Full article (1,956 words)

Bootbox.js - alert, confirm and flexible dialogs for twitter's bootstrap framework

I’ve been using twitter's bootstrap framework for a number of site builds recently, mainly because it gets me from black-and-white markup to vaguely-presentable websites in a very small amount of time. Version 1.3 introduced some JavaScript plugins to complement the array of stylistic elements it already provided - notably code to invoke dialog boxes, or modals.

Full article (1,610 words)

Arduinode Experiments: Server Load

It's been a while since I've made any Arduino & node.js mashups so decided to address that this week.
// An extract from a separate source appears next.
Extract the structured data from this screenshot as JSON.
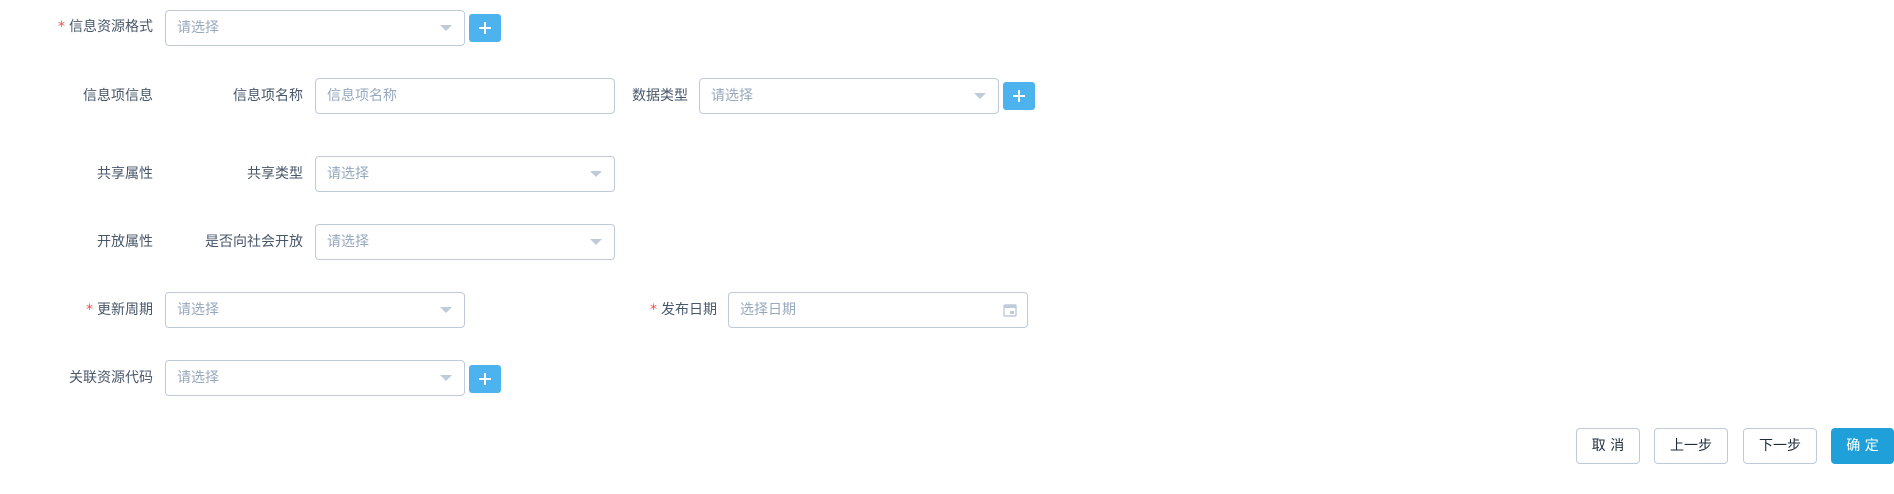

I've always wanted to use Arduino to visualise in a very tangible way some form of data from a computer - be it data from a website, disk usage, or - as in this case - system load.

Full article (831 words)

Making A Wireless Arduino Game

I finally got round to ordering some wireless bits for my Arduino collection recently - specifically two XBee Series 2.5 radios and two XBee shields (for easy solderless mounting). They've sat neglected for a few days until this afternoon when I finally managed to think of something to do with them.

Full article (1,001 words)

Arduinode

If you’ve got even a vague ear to the technology ground you’ll doubtless have heard of Ryan Dahl’s fantastic node.js – and if you’re a keen developer the chances are you’ve dabbled with it too.

If you’re a particularly intrepid soul, you might also have heard of Arduino: a vast array of cool hardware (motors, sensors, servos, LEDs, etc) you can program with easy to use software (based on C++).

So then, what happens when you take the current darling of the software world and mash it together with the de facto entry point into hardware hacking?

Full article (295 words)

GitHub Issues - Reloaded

Whilst GitHub is an undeniably fantastic resource for both open and closed-source development, it only offers a fairly simplistic issue tracker.

Full article (222 words)